- McKibben's "The End of Nature"
- After the election: How do we oppose Trump’s fascism and move forward?
- Absolute Negativity, Occupy and Situationists
- Marx's Humanism today
- Violence 'normalized'
- Censorship: China and Facebook
- Global warming, concepts of development, and capital's momentum
- In Memoriam: John Alan/Allen Willis
- Bosnian genocide 20 years after
- Django Unchained
Tag Archives: Kevyn Orr
From the September-October 2014 issue of News & Letters: “Water is a Human Right!” chanted over 1,000 on July 18. Detroit’s Water and Sewerage Dept. had shut off water to 15,000 residents. Read more: Detroit says, ‘Water is a Human Right!
Yesterday, a judge approved Detroit bankruptcy. Emergency manager Kevyn Orr outrageously claimed that the attack on workers’ pensions would be “thoughtful, measured and humane.” Read the News & Letters article for a view from the other side of the class struggle. Continue reading
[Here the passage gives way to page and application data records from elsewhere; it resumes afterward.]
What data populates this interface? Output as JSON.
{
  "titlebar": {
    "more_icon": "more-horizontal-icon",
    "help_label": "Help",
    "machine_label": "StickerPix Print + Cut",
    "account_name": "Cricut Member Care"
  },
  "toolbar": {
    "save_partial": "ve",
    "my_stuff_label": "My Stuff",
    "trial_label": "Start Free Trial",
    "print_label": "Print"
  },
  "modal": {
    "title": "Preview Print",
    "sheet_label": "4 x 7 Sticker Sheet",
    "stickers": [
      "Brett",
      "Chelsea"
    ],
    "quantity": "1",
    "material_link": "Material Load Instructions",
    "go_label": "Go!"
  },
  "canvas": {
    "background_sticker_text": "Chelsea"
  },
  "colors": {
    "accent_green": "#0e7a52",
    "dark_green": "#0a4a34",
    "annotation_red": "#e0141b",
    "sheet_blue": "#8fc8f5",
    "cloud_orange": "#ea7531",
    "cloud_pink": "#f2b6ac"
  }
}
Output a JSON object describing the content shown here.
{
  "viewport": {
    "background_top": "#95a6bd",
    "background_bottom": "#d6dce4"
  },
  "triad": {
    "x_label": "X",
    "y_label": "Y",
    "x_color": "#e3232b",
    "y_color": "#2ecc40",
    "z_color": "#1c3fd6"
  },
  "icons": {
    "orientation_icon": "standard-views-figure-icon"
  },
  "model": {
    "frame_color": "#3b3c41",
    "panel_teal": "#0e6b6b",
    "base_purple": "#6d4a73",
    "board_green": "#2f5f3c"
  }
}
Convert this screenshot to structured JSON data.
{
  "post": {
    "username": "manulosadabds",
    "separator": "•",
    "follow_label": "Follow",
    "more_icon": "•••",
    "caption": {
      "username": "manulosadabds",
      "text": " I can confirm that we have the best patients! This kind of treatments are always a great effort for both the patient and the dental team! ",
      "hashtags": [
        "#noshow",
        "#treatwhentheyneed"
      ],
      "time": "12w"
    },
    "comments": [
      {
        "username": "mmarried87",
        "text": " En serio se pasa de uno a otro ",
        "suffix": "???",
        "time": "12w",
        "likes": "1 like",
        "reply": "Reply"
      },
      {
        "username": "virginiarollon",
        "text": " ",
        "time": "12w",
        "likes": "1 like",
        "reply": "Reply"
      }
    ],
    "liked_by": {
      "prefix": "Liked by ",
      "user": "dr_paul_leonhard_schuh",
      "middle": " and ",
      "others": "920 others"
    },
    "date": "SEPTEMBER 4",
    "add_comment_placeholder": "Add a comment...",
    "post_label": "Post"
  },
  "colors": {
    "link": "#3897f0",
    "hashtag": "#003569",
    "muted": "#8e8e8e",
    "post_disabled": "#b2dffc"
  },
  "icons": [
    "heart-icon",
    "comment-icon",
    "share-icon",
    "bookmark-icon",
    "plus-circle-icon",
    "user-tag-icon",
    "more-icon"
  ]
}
Readers’ Views, September-October 2013, Part I Continue reading
A different Detroit is struggling to be realized in the minds and hearts of its citizens: individuals (unrecognized thousands of whom routinely maintain nearby abandoned property) as well as organizations—from churches and small businesses to youth and athletic programs, block clubs and neighborhood associations, and social and environmental justice organizations. Continue reading
The entire state of Michigan voted against the harsh emergency manager law, Public Act 436, last November only to have the lame-duck state legislature vote it right back in before year’s end. On the day, March 28, that Act 436 took effect, Detroit Public Schools Emergency Manager fired the interim superintendent of schools. … Meanwhile, neighborhoods languish under mounting piles of trash, abandoned houses, stores, factories and vehicles. City services are reduced by mandatory budget cut “furloughs.” The challenge for Detroit residents is: can we stand up and organize ourselves for quality living and working conditions, some of which includes wresting support and services from our unelected new leaders? Can we articulate and realize a future Detroit developed for human needs? Continue reading